Change
Over
Time
1.
2.
An evolutionary relationship exists among
groups of organisms
Reflects single unique history of life
3.
Change over time from
many, non related
starting points
Speciation
• Speciation: when new
species evolve from
existing species
• Speciation is
represented as a “fork
in a branch
• Extinction “prunes”
branches from the
evolutionary tree
Evolutionary Anastomosis: Branch
Evolution of longlasting species
fusion:
Rare and IMPORTANT
Phylogeny & Parsimony
• Many patterns are
possible for each
evolutionary tree
• Less complicated
explanations more
likely to be correct
– In evolutionary
biology, phylogenies
that require fewer
evolutionary
transitions more
likely to be correct
Four transition states or one?
Parsimony:
Let’s make a tree
Who is the close relation?
Less complicated explanations more
likely to be correct
• Identify traits shared
by some, but not all of
the organisms
–
–
–
–
Fur
Live offspring
Teeth
Flight
Which would you pick?
Us the tree with the fewest
transition events, It may not be correct,
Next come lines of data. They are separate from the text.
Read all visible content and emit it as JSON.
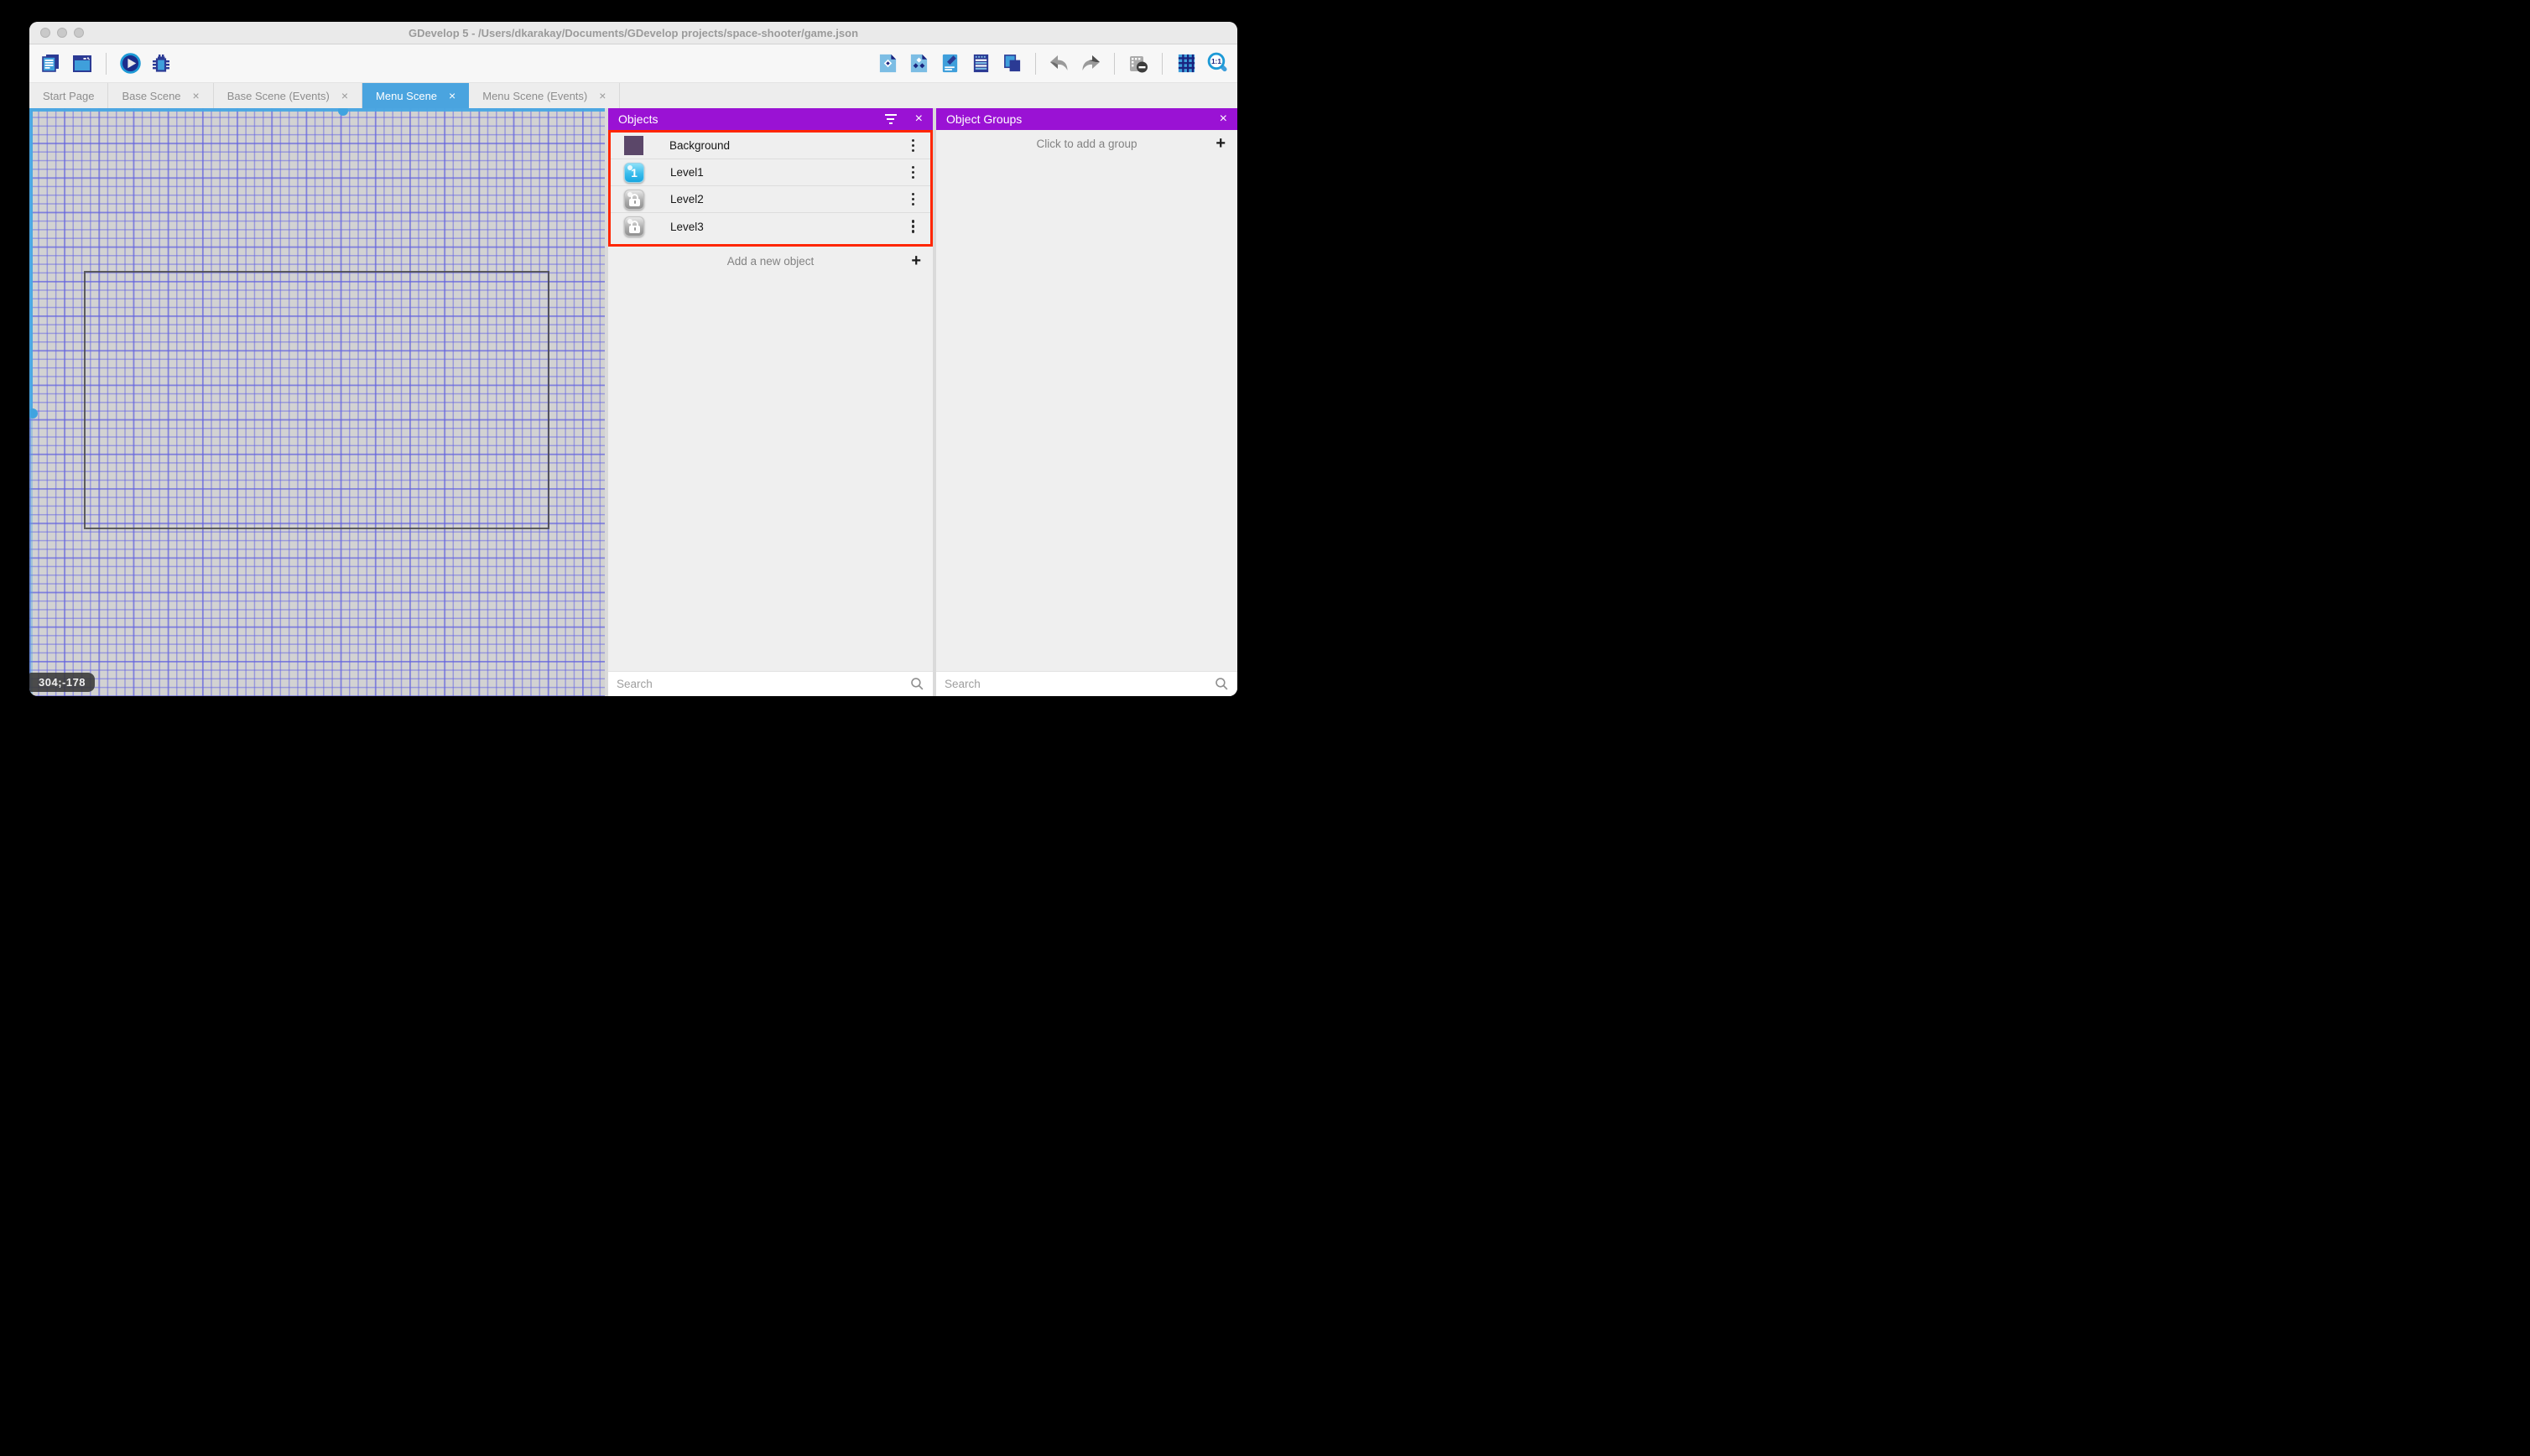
{
  "window": {
    "title": "GDevelop 5 - /Users/dkarakay/Documents/GDevelop projects/space-shooter/game.json"
  },
  "toolbar": {
    "left_icons": [
      "project-manager-icon",
      "scene-window-icon",
      "preview-play-icon",
      "debug-icon"
    ],
    "right_icons": [
      "objects-editor-icon",
      "object-groups-editor-icon",
      "properties-icon",
      "instances-list-icon",
      "layers-icon",
      "undo-icon",
      "redo-icon",
      "window-mask-icon",
      "grid-icon",
      "zoom-1-1-icon"
    ]
  },
  "tabs": {
    "close_glyph": "×",
    "items": [
      {
        "label": "Start Page",
        "closable": false,
        "active": false
      },
      {
        "label": "Base Scene",
        "closable": true,
        "active": false
      },
      {
        "label": "Base Scene (Events)",
        "closable": true,
        "active": false
      },
      {
        "label": "Menu Scene",
        "closable": true,
        "active": true
      },
      {
        "label": "Menu Scene (Events)",
        "closable": true,
        "active": false
      }
    ]
  },
  "canvas": {
    "coordinate_badge": "304;-178"
  },
  "objects_panel": {
    "title": "Objects",
    "close_glyph": "×",
    "objects": [
      {
        "name": "Background",
        "icon": "purple-square-thumbnail",
        "badge": ""
      },
      {
        "name": "Level1",
        "icon": "level-one-thumbnail",
        "badge": "1"
      },
      {
        "name": "Level2",
        "icon": "locked-thumbnail",
        "badge": ""
      },
      {
        "name": "Level3",
        "icon": "locked-thumbnail",
        "badge": ""
      }
    ],
    "add_button": "Add a new object",
    "add_glyph": "+",
    "search_placeholder": "Search"
  },
  "object_groups_panel": {
    "title": "Object Groups",
    "close_glyph": "×",
    "add_button": "Click to add a group",
    "add_glyph": "+",
    "search_placeholder": "Search"
  },
  "colors": {
    "panel_header_purple": "#9A12D4",
    "active_tab_blue": "#4AA4DF",
    "selection_highlight_red": "#FF2600",
    "scrollbar_blue": "#49A8E1",
    "canvas_grid_line": "#6363E4",
    "background_thumbnail_purple": "#5B4769"
  }
}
but it is more probable that a more
complicated proposal.
Characteristic transitions
Selection for
flight –
Twice !!
Selection for fur
Selection for teeth
•Selection for live
births rather than
eggs
Make a Tree, make it simple
Homology and Analogy
• Homology (modern sense): similar by
descent or ancestry
• Analogy: similar not by descent
– In conversation: ‘let me compare thee to a
summers day’
– In biology: similar selection pressures produce
similar adaptations
• E.g. desert plants in N. America share many water
saving features with other desert plants
Important Trees
1. Three Domains of life: Above
kingdoms!!
2. Each domain has been separated
into seven kingdoms
Bacteria
Archaea
Universal
ancestor
Eukarya
Kingdoms - now there are Eight?
Looking for LUCA
(the Last Universal
Common Ancestor
How many kingdsoms?
Six kingdom
taxonomists
Seven kingdom
taxonomists
More that seven
kingdom taxonomists
Three domains rule!
link
Origin of Eukaryotes: Endosymbiosis Theory
Anastomosis
link
Eukaryotic nuclei
do not share recent
ancestors with the
genes of their
organelles, but
rather that of
bacterial genomes
Vertebrate forelimbs
Trees and evolution
• When we cluster
organisms based on
similarities, we find other
similarities: There are no
insects with calcified
bones, or bats with
feathers
Biological classification is a reflection of
evolutionary history
Fossil evidence & patterns of change
Fossils provide information that makes it possible to
reconstruct evolutionary sequences over time
What about fossils?
Fossils provide three types of evidence
for evolution
• Evidence of extinction
• Evidence of change of species through time
• Evidence of age of life
Change through time:
Transitional fossils
• Fossils species intermediate between
modern living forms
• Fossil species intermediate between older
and younger fossils, or older fossils and
modern forms
Biogeographic patterns
• Evolution is
local, and
species migrate
from their
point of origin
• There are
“hotspots” for
change in the
warm tropical
regions
• link
Human embryo with
tail
Developmental patterns &
evolution
Comparative
model
• If you built a flying limb from scratch, you
would design it differently than you would
design a swimming or grasping or running
limb
• The similarity of structure despite very
different function suggests similarity of
origin
• Adaptations are the response to natural
selection
Homology
• A similarity between species that is not
functionally necessary.
– Structural homology
– Developmental homology
– Genetic homology
Genetic Homology
• Structural homologies are similar because
they share developmental homology
• Developmental homology is the result of
genetic homology
‘Universal’ genetic codeOther
homology examples
Genetic homology in
homeodomain eye genes
Thought question
• Biomedical researchers often seek
treatments for human disease by doing
experiment in other species (e.g. mice)
• How successful would they be if mice and
humans did not share numerous
homologies?
Examples of vestigial traits
Also:
Your appendix
Wisdom teeth
Goose bumps
Vestigial traits can be:
• Structural
– Tail bone in adult humans
• Developmental
– Embryonic tail
Vestigial Genes
• Genetic
– Pseudogenes: nearly normal genes that are not
transcribed to protein
– E.g., psi-alpha locus of hemoglobin
– Resembles that alpha locus but has a mutation
that stops transcription
Homoplasy: convergent evolution
• Shared
characteristi
cs of non
related lines